Personal Statement Tips

A Guide to the Stanford Supplement

From my experiences as a student at Stanford, the questions and essay topics included in the Stanford supplement are meant to encourage the personality of the applicant to shine through. So, if that is the case, what kind of personality is Stanford looking for?

If there is one thing I have learned from my time here so far, it is that the students at Stanford value creativity and a playful mind above all else. I'm not saying that you must have invented a time machine or founded a couple of Fortune 500 companies by the time you apply. What I am saying, however, is that you need to show that you have the desire, creativity, and work ethic things to someday ACCOMPLISH great on that magnitude.
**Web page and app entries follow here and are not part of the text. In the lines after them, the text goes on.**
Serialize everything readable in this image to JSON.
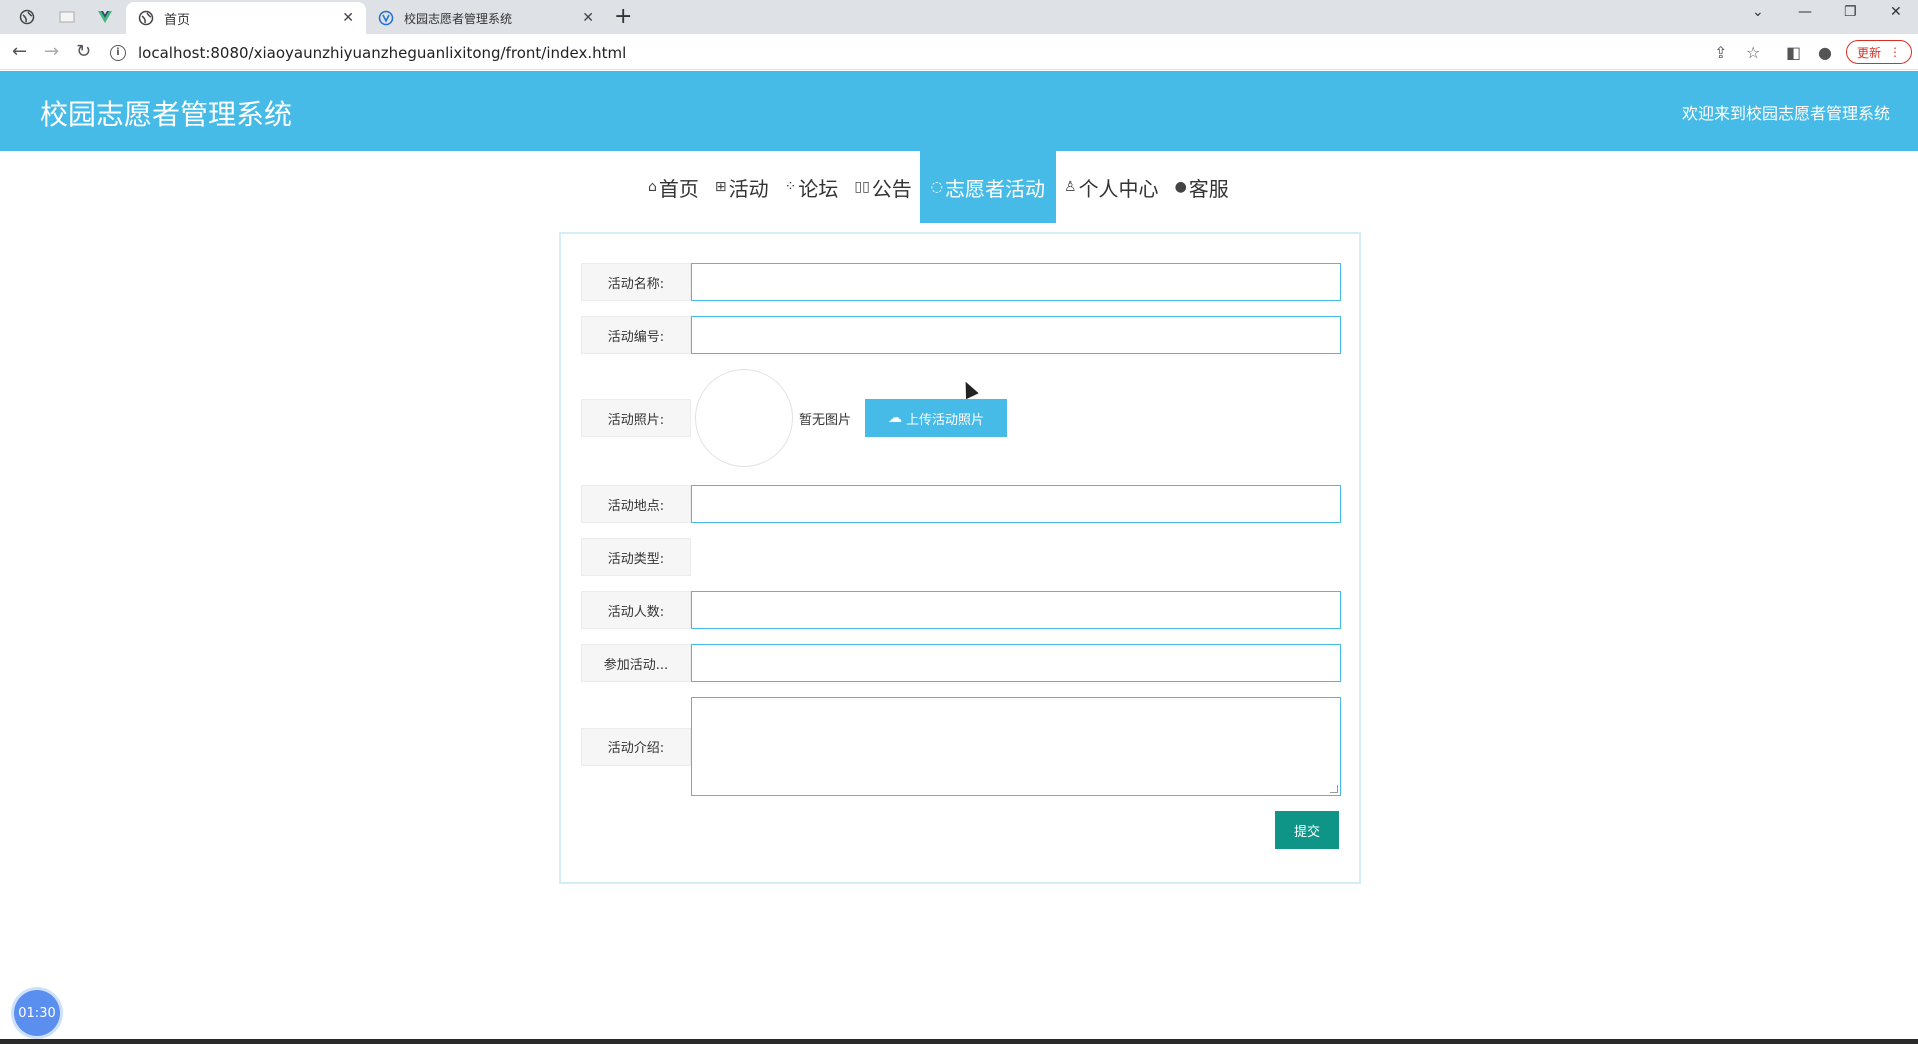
{
  "browser": {
    "tabs": [
      {
        "title": "首页",
        "active": true
      },
      {
        "title": "校园志愿者管理系统",
        "active": false
      }
    ],
    "new_tab": "+",
    "url": "localhost:8080/xiaoyaunzhiyuanzheguanlixitong/front/index.html",
    "update_label": "更新"
  },
  "header": {
    "title": "校园志愿者管理系统",
    "welcome": "欢迎来到校园志愿者管理系统"
  },
  "nav": {
    "items": [
      {
        "label": "首页",
        "icon": "home-icon",
        "glyph": "⌂"
      },
      {
        "label": "活动",
        "icon": "grid-icon",
        "glyph": "⊞"
      },
      {
        "label": "论坛",
        "icon": "blocks-icon",
        "glyph": "⁘"
      },
      {
        "label": "公告",
        "icon": "columns-icon",
        "glyph": "▯▯"
      },
      {
        "label": "志愿者活动",
        "icon": "chat-icon",
        "glyph": "◌"
      },
      {
        "label": "个人中心",
        "icon": "user-icon",
        "glyph": "♙"
      },
      {
        "label": "客服",
        "icon": "service-icon",
        "glyph": "●"
      }
    ],
    "active_index": 4
  },
  "form": {
    "name_label": "活动名称:",
    "code_label": "活动编号:",
    "photo_label": "活动照片:",
    "no_image": "暂无图片",
    "upload_label": "上传活动照片",
    "location_label": "活动地点:",
    "type_label": "活动类型:",
    "count_label": "活动人数:",
    "join_label": "参加活动...",
    "intro_label": "活动介绍:",
    "submit_label": "提交"
  },
  "timer": "01:30",
  "colors": {
    "header_bg": "#46bbe7",
    "submit_bg": "#0e9588"
  }
}
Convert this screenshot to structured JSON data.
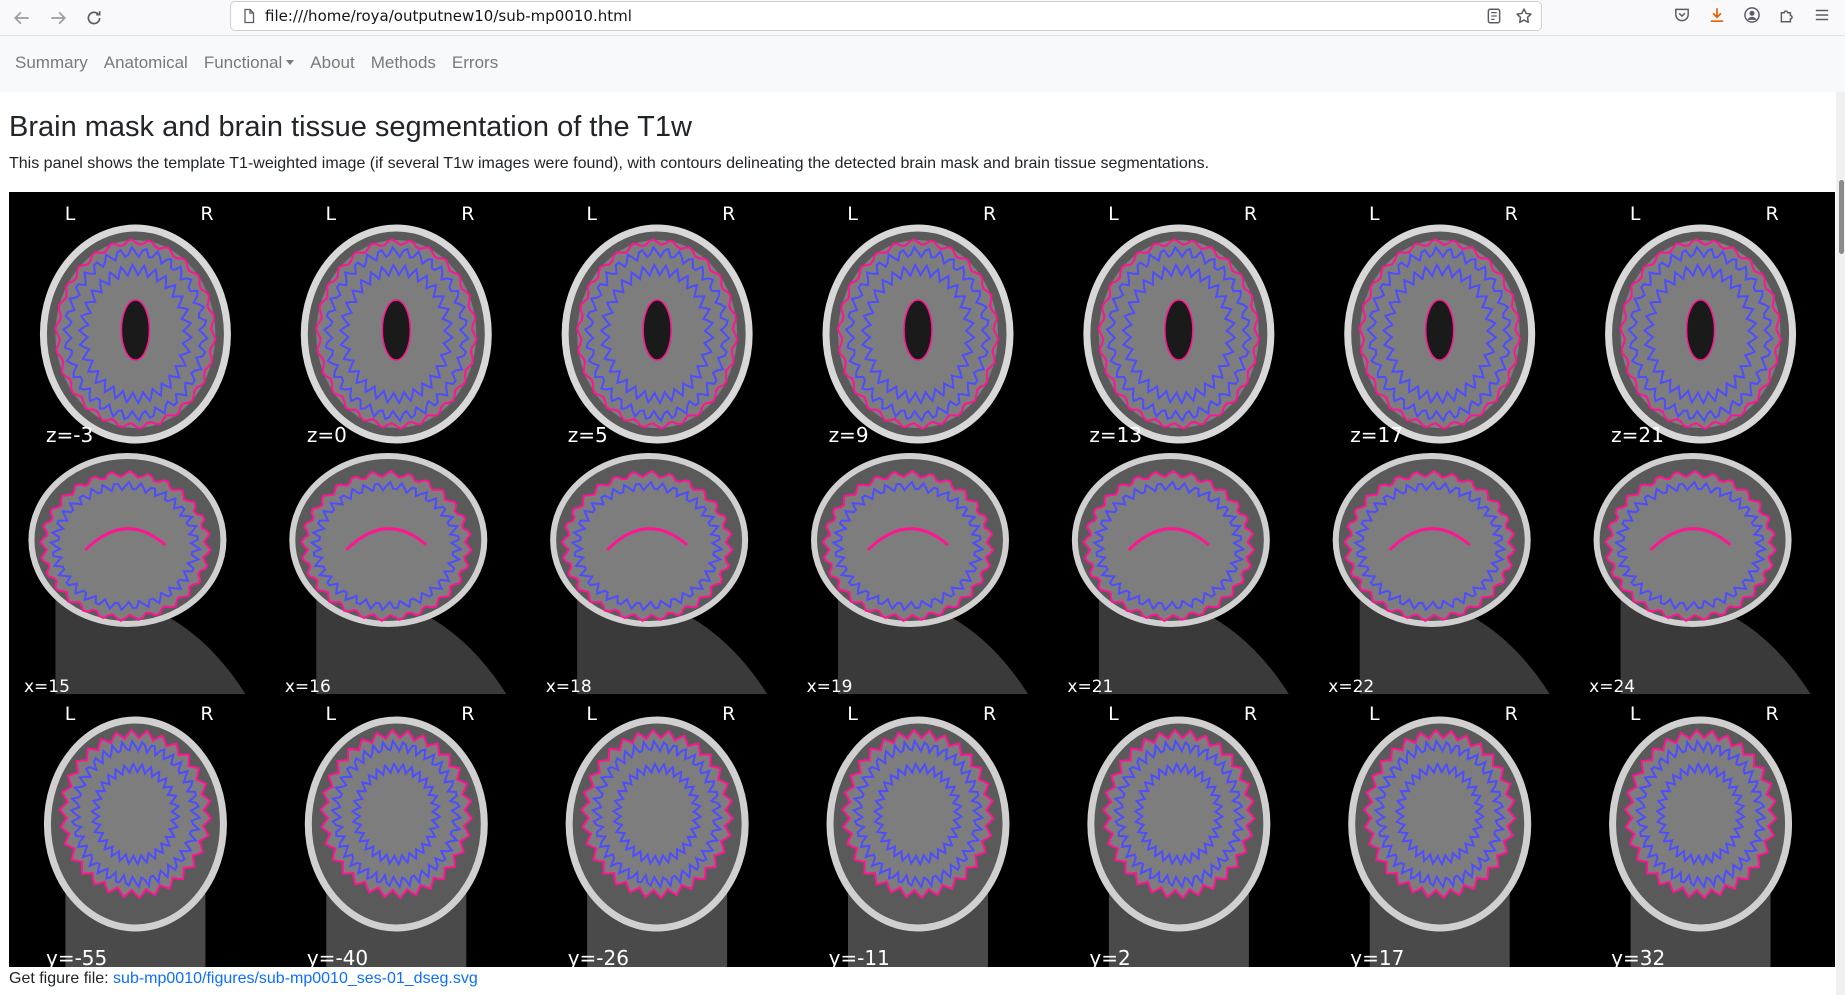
{
  "browser": {
    "url": "file:///home/roya/outputnew10/sub-mp0010.html",
    "icons": [
      "back-icon",
      "forward-icon",
      "reload-icon",
      "page-icon",
      "reader-icon",
      "bookmark-star-icon",
      "pocket-icon",
      "download-icon",
      "account-icon",
      "extensions-icon",
      "menu-icon"
    ],
    "download_color": "#e66000"
  },
  "navbar": {
    "items": [
      {
        "label": "Summary"
      },
      {
        "label": "Anatomical"
      },
      {
        "label": "Functional",
        "dropdown": true
      },
      {
        "label": "About"
      },
      {
        "label": "Methods"
      },
      {
        "label": "Errors"
      }
    ]
  },
  "section": {
    "title": "Brain mask and brain tissue segmentation of the T1w",
    "description": "This panel shows the template T1-weighted image (if several T1w images were found), with contours delineating the detected brain mask and brain tissue segmentations."
  },
  "figure": {
    "orientation_left": "L",
    "orientation_right": "R",
    "contour_colors": {
      "brain_mask": "#ff1493",
      "tissue": "#4d4dff"
    },
    "rows": [
      {
        "view": "axial",
        "slices": [
          "z=-3",
          "z=0",
          "z=5",
          "z=9",
          "z=13",
          "z=17",
          "z=21"
        ]
      },
      {
        "view": "sagittal",
        "slices": [
          "x=15",
          "x=16",
          "x=18",
          "x=19",
          "x=21",
          "x=22",
          "x=24"
        ]
      },
      {
        "view": "coronal",
        "slices": [
          "y=-55",
          "y=-40",
          "y=-26",
          "y=-11",
          "y=2",
          "y=17",
          "y=32"
        ]
      }
    ]
  },
  "figure_link": {
    "prefix": "Get figure file: ",
    "link_text": "sub-mp0010/figures/sub-mp0010_ses-01_dseg.svg"
  }
}
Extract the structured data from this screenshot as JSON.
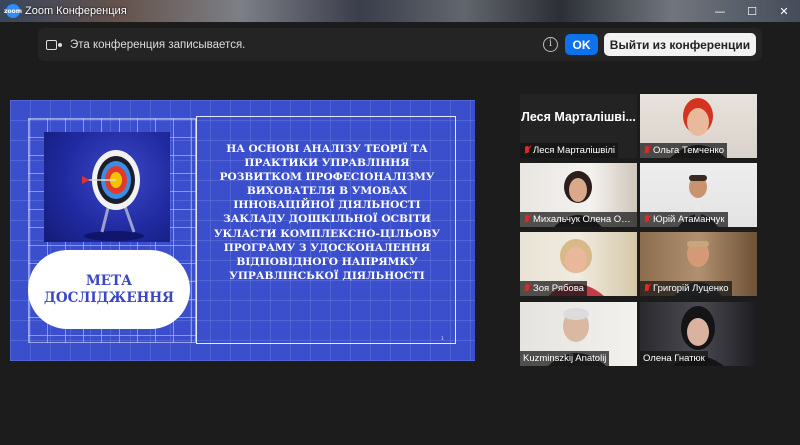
{
  "window": {
    "title": "Zoom Конференция",
    "logo_text": "zoom",
    "controls": {
      "minimize": "—",
      "maximize": "☐",
      "close": "✕"
    }
  },
  "recording_bar": {
    "message": "Эта конференция записывается.",
    "info_icon": "i",
    "ok_label": "OK",
    "leave_label": "Выйти из конференции"
  },
  "slide": {
    "pill_title": "МЕТА\nДОСЛІДЖЕННЯ",
    "body": "НА  ОСНОВІ АНАЛІЗУ ТЕОРІЇ ТА ПРАКТИКИ УПРАВЛІННЯ РОЗВИТКОМ ПРОФЕСІОНАЛІЗМУ ВИХОВАТЕЛЯ В УМОВАХ ІННОВАЦІЙНОЇ ДІЯЛЬНОСТІ ЗАКЛАДУ ДОШКІЛЬНОЇ ОСВІТИ УКЛАСТИ КОМПЛЕКСНО-ЦІЛЬОВУ ПРОГРАМУ З УДОСКОНАЛЕННЯ ВІДПОВІДНОГО НАПРЯМКУ УПРАВЛІНСЬКОЇ ДІЯЛЬНОСТІ",
    "page_number": "3"
  },
  "participants": [
    {
      "name": "Леся Марталішвілі",
      "display_name": "Леся  Марталішві...",
      "muted": true,
      "video": false
    },
    {
      "name": "Ольга Темченко",
      "muted": true,
      "video": true
    },
    {
      "name": "Михальчук Олена Ол...",
      "muted": true,
      "video": true
    },
    {
      "name": "Юрій Атаманчук",
      "muted": true,
      "video": true
    },
    {
      "name": "Зоя Рябова",
      "muted": true,
      "video": true
    },
    {
      "name": "Григорій Луценко",
      "muted": true,
      "video": true
    },
    {
      "name": "Kuzminszkij Anatolij",
      "muted": false,
      "video": true
    },
    {
      "name": "Олена Гнатюк",
      "muted": false,
      "video": true,
      "active_speaker": true
    }
  ],
  "colors": {
    "slide_bg": "#3b4fcd",
    "ok_button": "#0e72ed",
    "active_speaker_border": "#e5e53c",
    "muted_mic": "#e02828"
  }
}
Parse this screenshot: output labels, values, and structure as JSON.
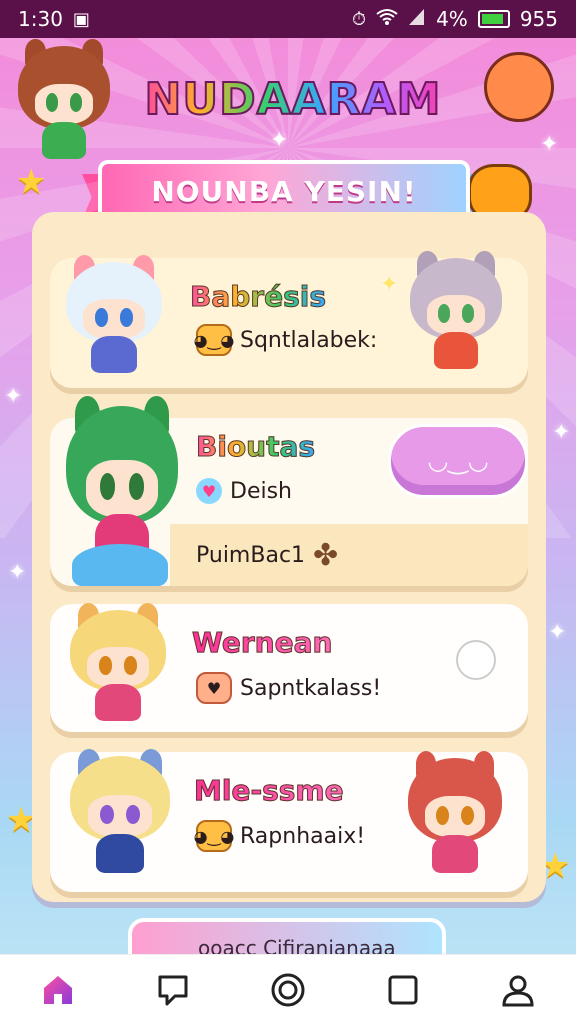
{
  "status_bar": {
    "time": "1:30",
    "notification_icon": "image-icon",
    "right_icons": [
      "alarm-icon",
      "wifi-icon",
      "signal-icon"
    ],
    "battery_percent": "4%",
    "battery_level": 0.9,
    "extra": "955"
  },
  "app": {
    "title": "NUDAARAM",
    "banner": "NOUNBA  YESIN!"
  },
  "cards": [
    {
      "title": "Babrésis",
      "line_icon": "smiley-badge-icon",
      "line_text": "Sqntlalabek:"
    },
    {
      "title": "Bioutas",
      "line_icon": "heart-icon",
      "line_text": "Deish",
      "sub_text": "PuimBac1",
      "sub_icon": "chocolate-icon"
    },
    {
      "title": "Wernean",
      "line_icon": "heart-badge-icon",
      "line_text": "Sapntkalass!"
    },
    {
      "title": "Mle-ssme",
      "line_icon": "smiley-badge-icon",
      "line_text": "Rapnhaaix!"
    }
  ],
  "peek_card": {
    "text": "ooacc Cifiranianaaa"
  },
  "bottom_nav": {
    "items": [
      {
        "icon": "home-icon",
        "active": true
      },
      {
        "icon": "chat-icon",
        "active": false
      },
      {
        "icon": "circle-icon",
        "active": false
      },
      {
        "icon": "square-icon",
        "active": false
      },
      {
        "icon": "profile-icon",
        "active": false
      }
    ]
  },
  "colors": {
    "status_bar": "#5a1048",
    "accent": "#ff4fa1",
    "panel": "#fbe9c8",
    "nav_active": "#c03ad0"
  }
}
Now let's talk about the actual supplement. The individual questions have changed over the years, but there are still three main parts to the supplement. The first part asks you to write about one of your extracurricular activities or work experiences. After talking with other students , I have gotten the general sense that it does not really matter whether you choose an extracurricular or a work experience to write about. What does matter, is that you make sure to choose an experience that you are very passionate about.

For example, when I wrote this essay, I chose to talk about my experience with the school band, which taught me many of the major lessons that influenced my work ethic in high school. Some of my friends chose to write about subjects as ordinary sounding as my band experience while others wrote about incomparable experiences like research trips to the Amazon. It does not matter as much what subject you write about, but more so that you can convey exactly how that experience helped you to grow as a person or how it revolutionized your outlook on something.

The second part of the supplement asks you to answer a few short questions about topics like your favorite books, how you spent your last two summers, etc.

The best piece of advice I can give you here is to simply be yourself. Contrary to what some may think, Stanford does NOT accept only students that Read Shakespeare 24/7 or students that spend a majority of their time watching documentaries on the state of the US economy. Don't be afraid to admit that you love reality TV or that you really enjoy reading Dr. Seuss books. I actually have a friend that listed Jersey Shore as one of their favorite shows and I, myself, listed the Captain Underpants series as some of my favorite books.

Overall for this section, just remember to be honest and let the application readers see what you're genuinely interested in outside of your academic life.

The third and final part of the supplement asks you to write on three essay topics. In my experience, this is where it is most important to show that you possess the characteristics that students at Stanford value so highly - creativity and a playful mind. Two of the essays deal with your intellectual development and what ideas matter the most to you. For these two essays, you need to show that you are intellectually stimulated by something and that you have a real vision for how you could improve that area of study in the future. For example, I wrote about the topic of nanotechnology and my vision for its future use in medicine. Some of my friends wrote about the future of subjects like computer science and international public health. I've found that a successful essay does not necessarily require that you even have experience in a certain field (I had never done any work with nanotechnology, but I had read a lot about it), only that you have the desire to flourish in that field of study.

The third essay is the most enjoyable to write from my experience: The letter to your future roommate For this essay, I've found that it doesn't hurt to make a few jokes or be silly if you're that kind of person. On the other hand, if you're normally a more serious person, then be serious. I'm normally more of a silly person so I started off the essay writing about my skills in the "art of laundry." You should really treat this essay as a letter you would want your future roommate to read. With this in mind, I've found that very few students I know used this essay to highlight more of their accomplishments. You've done enough of that in the rest of your application. Use this essay to expand on the things you weren't able to list in the second part of the supplement (ex. Your favorite hobbies) and then reveal more about who you are as a person in your nonacademic life (ex . Your likes, dislikes, any of your quirky habits).

At the end of the day, the best advice I can give from my experience for the Stanford supplement is to really highlight your curiosity and passion for learning in your essays. Do not be afraid to be totally honest and, most importantly, show that you have an open, imaginative mind as well as the work ethic to back any endeavors that you pursue.